A: In appendix X it is concluded that the damage that has been detected on pieces of wreckage does not match the damage that is caused by an on-board cannon when it comes to the number of hits, the density of the hits, the direction of the hits, and the type of damage. Concerning the type of damage, it is noted that the armor-piercing projectiles have a diameter of 23 to 30mm. The average size of the impacts is 11mm. An armor-piercing shell of 23 to 30mm cannot produce an impact of 11mm.
5) The DSB used both Google Earth and other satellite imagery, including classified materials
Q: Which countries have been asked for satellite images of MH17 during the crash and what other countries have supplied them to the DSB?
A: In the investigation, an overview photograph of the crash site originating from various satellite images was used. Initially, work was done with images from Google Earth. Later on, the DSB was able to see other (classified) satellite images, with which the images of Google Earth could be verified. The DSB is bound to secrecy when it concerns satellite data.
6) Neither the Ukrainian flight traffic data nor the cockpit voice recorder data (from the black box) were manipulated with
Q: Has it been ruled out that the received transcripts on the contact between the Ukrainian air traffic controller and flight MH17 have been manipulated with in any way?
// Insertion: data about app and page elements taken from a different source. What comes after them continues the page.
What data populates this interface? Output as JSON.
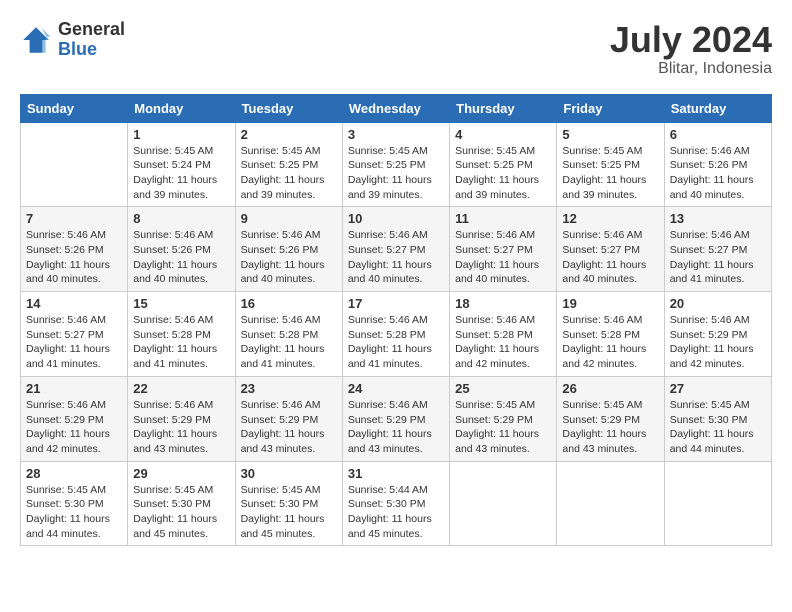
{
  "header": {
    "logo_general": "General",
    "logo_blue": "Blue",
    "title": "July 2024",
    "location": "Blitar, Indonesia"
  },
  "days_of_week": [
    "Sunday",
    "Monday",
    "Tuesday",
    "Wednesday",
    "Thursday",
    "Friday",
    "Saturday"
  ],
  "weeks": [
    [
      {
        "day": "",
        "sunrise": "",
        "sunset": "",
        "daylight": ""
      },
      {
        "day": "1",
        "sunrise": "Sunrise: 5:45 AM",
        "sunset": "Sunset: 5:24 PM",
        "daylight": "Daylight: 11 hours and 39 minutes."
      },
      {
        "day": "2",
        "sunrise": "Sunrise: 5:45 AM",
        "sunset": "Sunset: 5:25 PM",
        "daylight": "Daylight: 11 hours and 39 minutes."
      },
      {
        "day": "3",
        "sunrise": "Sunrise: 5:45 AM",
        "sunset": "Sunset: 5:25 PM",
        "daylight": "Daylight: 11 hours and 39 minutes."
      },
      {
        "day": "4",
        "sunrise": "Sunrise: 5:45 AM",
        "sunset": "Sunset: 5:25 PM",
        "daylight": "Daylight: 11 hours and 39 minutes."
      },
      {
        "day": "5",
        "sunrise": "Sunrise: 5:45 AM",
        "sunset": "Sunset: 5:25 PM",
        "daylight": "Daylight: 11 hours and 39 minutes."
      },
      {
        "day": "6",
        "sunrise": "Sunrise: 5:46 AM",
        "sunset": "Sunset: 5:26 PM",
        "daylight": "Daylight: 11 hours and 40 minutes."
      }
    ],
    [
      {
        "day": "7",
        "sunrise": "Sunrise: 5:46 AM",
        "sunset": "Sunset: 5:26 PM",
        "daylight": "Daylight: 11 hours and 40 minutes."
      },
      {
        "day": "8",
        "sunrise": "Sunrise: 5:46 AM",
        "sunset": "Sunset: 5:26 PM",
        "daylight": "Daylight: 11 hours and 40 minutes."
      },
      {
        "day": "9",
        "sunrise": "Sunrise: 5:46 AM",
        "sunset": "Sunset: 5:26 PM",
        "daylight": "Daylight: 11 hours and 40 minutes."
      },
      {
        "day": "10",
        "sunrise": "Sunrise: 5:46 AM",
        "sunset": "Sunset: 5:27 PM",
        "daylight": "Daylight: 11 hours and 40 minutes."
      },
      {
        "day": "11",
        "sunrise": "Sunrise: 5:46 AM",
        "sunset": "Sunset: 5:27 PM",
        "daylight": "Daylight: 11 hours and 40 minutes."
      },
      {
        "day": "12",
        "sunrise": "Sunrise: 5:46 AM",
        "sunset": "Sunset: 5:27 PM",
        "daylight": "Daylight: 11 hours and 40 minutes."
      },
      {
        "day": "13",
        "sunrise": "Sunrise: 5:46 AM",
        "sunset": "Sunset: 5:27 PM",
        "daylight": "Daylight: 11 hours and 41 minutes."
      }
    ],
    [
      {
        "day": "14",
        "sunrise": "Sunrise: 5:46 AM",
        "sunset": "Sunset: 5:27 PM",
        "daylight": "Daylight: 11 hours and 41 minutes."
      },
      {
        "day": "15",
        "sunrise": "Sunrise: 5:46 AM",
        "sunset": "Sunset: 5:28 PM",
        "daylight": "Daylight: 11 hours and 41 minutes."
      },
      {
        "day": "16",
        "sunrise": "Sunrise: 5:46 AM",
        "sunset": "Sunset: 5:28 PM",
        "daylight": "Daylight: 11 hours and 41 minutes."
      },
      {
        "day": "17",
        "sunrise": "Sunrise: 5:46 AM",
        "sunset": "Sunset: 5:28 PM",
        "daylight": "Daylight: 11 hours and 41 minutes."
      },
      {
        "day": "18",
        "sunrise": "Sunrise: 5:46 AM",
        "sunset": "Sunset: 5:28 PM",
        "daylight": "Daylight: 11 hours and 42 minutes."
      },
      {
        "day": "19",
        "sunrise": "Sunrise: 5:46 AM",
        "sunset": "Sunset: 5:28 PM",
        "daylight": "Daylight: 11 hours and 42 minutes."
      },
      {
        "day": "20",
        "sunrise": "Sunrise: 5:46 AM",
        "sunset": "Sunset: 5:29 PM",
        "daylight": "Daylight: 11 hours and 42 minutes."
      }
    ],
    [
      {
        "day": "21",
        "sunrise": "Sunrise: 5:46 AM",
        "sunset": "Sunset: 5:29 PM",
        "daylight": "Daylight: 11 hours and 42 minutes."
      },
      {
        "day": "22",
        "sunrise": "Sunrise: 5:46 AM",
        "sunset": "Sunset: 5:29 PM",
        "daylight": "Daylight: 11 hours and 43 minutes."
      },
      {
        "day": "23",
        "sunrise": "Sunrise: 5:46 AM",
        "sunset": "Sunset: 5:29 PM",
        "daylight": "Daylight: 11 hours and 43 minutes."
      },
      {
        "day": "24",
        "sunrise": "Sunrise: 5:46 AM",
        "sunset": "Sunset: 5:29 PM",
        "daylight": "Daylight: 11 hours and 43 minutes."
      },
      {
        "day": "25",
        "sunrise": "Sunrise: 5:45 AM",
        "sunset": "Sunset: 5:29 PM",
        "daylight": "Daylight: 11 hours and 43 minutes."
      },
      {
        "day": "26",
        "sunrise": "Sunrise: 5:45 AM",
        "sunset": "Sunset: 5:29 PM",
        "daylight": "Daylight: 11 hours and 43 minutes."
      },
      {
        "day": "27",
        "sunrise": "Sunrise: 5:45 AM",
        "sunset": "Sunset: 5:30 PM",
        "daylight": "Daylight: 11 hours and 44 minutes."
      }
    ],
    [
      {
        "day": "28",
        "sunrise": "Sunrise: 5:45 AM",
        "sunset": "Sunset: 5:30 PM",
        "daylight": "Daylight: 11 hours and 44 minutes."
      },
      {
        "day": "29",
        "sunrise": "Sunrise: 5:45 AM",
        "sunset": "Sunset: 5:30 PM",
        "daylight": "Daylight: 11 hours and 45 minutes."
      },
      {
        "day": "30",
        "sunrise": "Sunrise: 5:45 AM",
        "sunset": "Sunset: 5:30 PM",
        "daylight": "Daylight: 11 hours and 45 minutes."
      },
      {
        "day": "31",
        "sunrise": "Sunrise: 5:44 AM",
        "sunset": "Sunset: 5:30 PM",
        "daylight": "Daylight: 11 hours and 45 minutes."
      },
      {
        "day": "",
        "sunrise": "",
        "sunset": "",
        "daylight": ""
      },
      {
        "day": "",
        "sunrise": "",
        "sunset": "",
        "daylight": ""
      },
      {
        "day": "",
        "sunrise": "",
        "sunset": "",
        "daylight": ""
      }
    ]
  ]
}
A: Yes, the Safety Board has been able to rule that out. The Safety Board has the ‘cockpit voice recorder’ on which the conversations between the pilot of MH17 and the Ukrainian air traffic controller are recorded. In its research, the Board concludes that there are no indications of manipulation of the recorders. The Board also has copies of the tapes with conversation between the air traffic controller of Ukraine and flight MH17. The information on these tapes matches that of the ‘cockpit voice recorder.’